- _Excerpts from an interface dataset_
================================

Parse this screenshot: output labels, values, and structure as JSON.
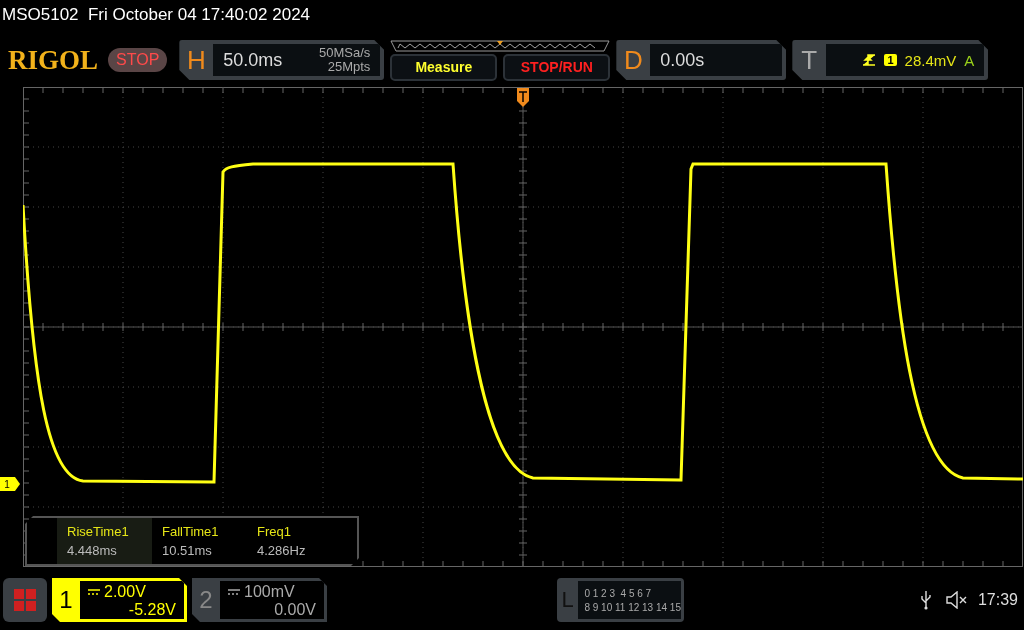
{
  "header": {
    "title": "MSO5102  Fri October 04 17:40:02 2024"
  },
  "toolbar": {
    "logo": "RIGOL",
    "run_state": "STOP",
    "horizontal": {
      "letter": "H",
      "scale": "50.0ms",
      "sample_rate": "50MSa/s",
      "memory_depth": "25Mpts"
    },
    "buttons": [
      {
        "label": "Measure",
        "kind": "measure"
      },
      {
        "label": "STOP/RUN",
        "kind": "run"
      }
    ],
    "delay": {
      "letter": "D",
      "value": "0.00s"
    },
    "trigger": {
      "letter": "T",
      "source": "1",
      "level": "28.4mV",
      "mode": "A"
    }
  },
  "screen": {
    "channel_marker": "1",
    "measurements": [
      {
        "name": "RiseTime1",
        "value": "4.448ms",
        "selected": true
      },
      {
        "name": "FallTime1",
        "value": "10.51ms",
        "selected": false
      },
      {
        "name": "Freq1",
        "value": "4.286Hz",
        "selected": false
      }
    ]
  },
  "bottom_bar": {
    "channels": [
      {
        "number": "1",
        "scale": "2.00V",
        "offset": "-5.28V",
        "active": true
      },
      {
        "number": "2",
        "scale": "100mV",
        "offset": "0.00V",
        "active": false
      }
    ],
    "logic": {
      "letter": "L",
      "rows": [
        "0 1 2 3  4 5 6 7",
        "8 9 10 11 12 13 14 15"
      ]
    },
    "time": "17:39"
  }
}
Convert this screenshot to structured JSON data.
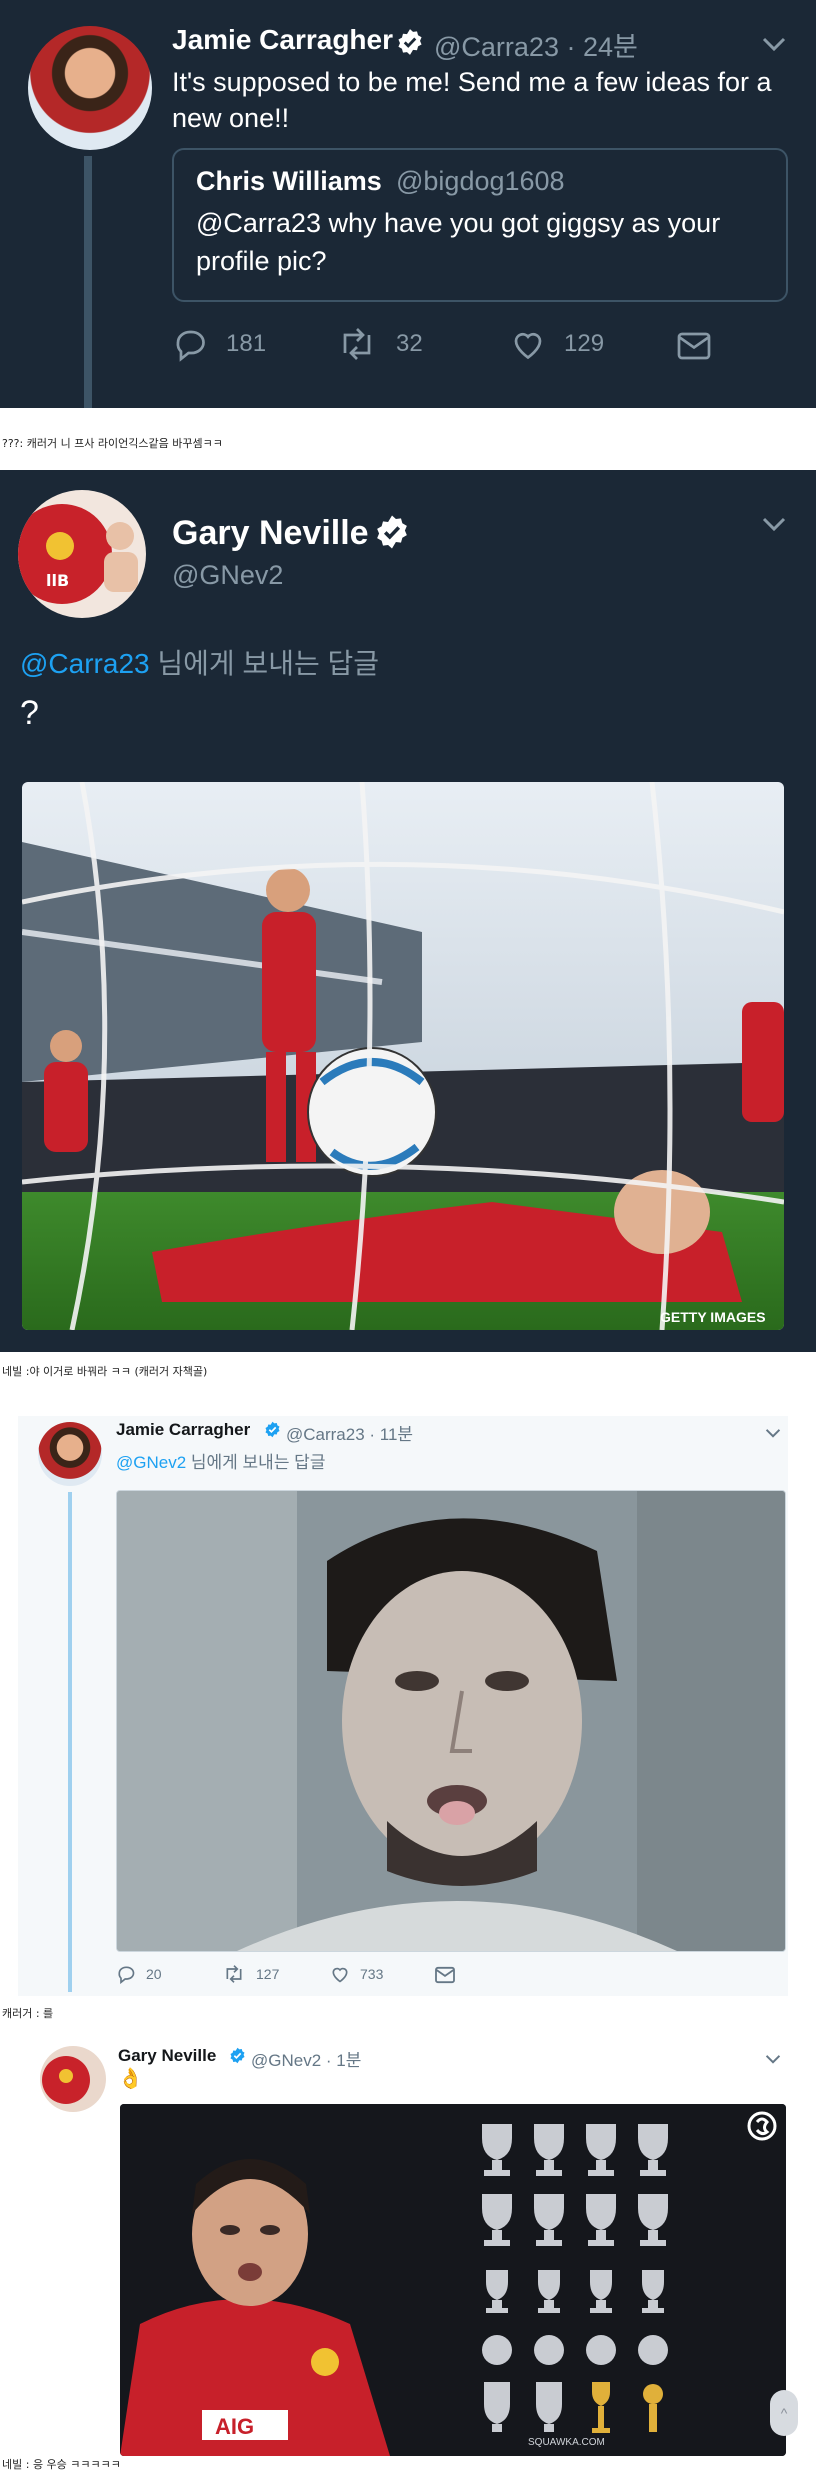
{
  "tweet1": {
    "name": "Jamie Carragher",
    "handle_time": "@Carra23 · 24분",
    "text": "It's supposed to be me! Send me a few ideas for a new one!!",
    "quote": {
      "name": "Chris Williams",
      "handle": "@bigdog1608",
      "text": "@Carra23 why have you got giggsy as your profile pic?"
    },
    "actions": {
      "replies": "181",
      "retweets": "32",
      "likes": "129"
    }
  },
  "caption1": "???: 캐러거 니 프사 라이언긱스같음 바꾸셈ㅋㅋ",
  "tweet2": {
    "name": "Gary Neville",
    "handle": "@GNev2",
    "reply_mention": "@Carra23",
    "reply_suffix": " 님에게 보내는 답글",
    "text": "?",
    "photo_credit": "GETTY IMAGES"
  },
  "caption2": "네빌 :야 이거로 바꿔라 ㅋㅋ (캐러거 자책골)",
  "tweet3": {
    "name": "Jamie Carragher",
    "handle_time": "@Carra23 · 11분",
    "reply_mention": "@GNev2",
    "reply_suffix": " 님에게 보내는 답글",
    "actions": {
      "replies": "20",
      "retweets": "127",
      "likes": "733"
    }
  },
  "caption3": "캐러거 : 를",
  "tweet4": {
    "name": "Gary Neville",
    "handle_time": "@GNev2 · 1분",
    "emoji": "👌",
    "image_logo": "SQUAWKA.COM",
    "image_shirt_text": "AIG",
    "scroll_top_icon": "^"
  },
  "caption4": "네빌 : 응 우승 ㅋㅋㅋㅋㅋ",
  "colors": {
    "dark_bg": "#1b2836",
    "muted": "#8899a6",
    "twitter_blue": "#1da1f2",
    "verified": "#ffffff",
    "verified_light": "#1da1f2"
  }
}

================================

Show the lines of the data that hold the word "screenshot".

- _RESULT_
Parse this screenshot: output labels, values, and structure as JSON.
Convert this screenshot to structured JSON data.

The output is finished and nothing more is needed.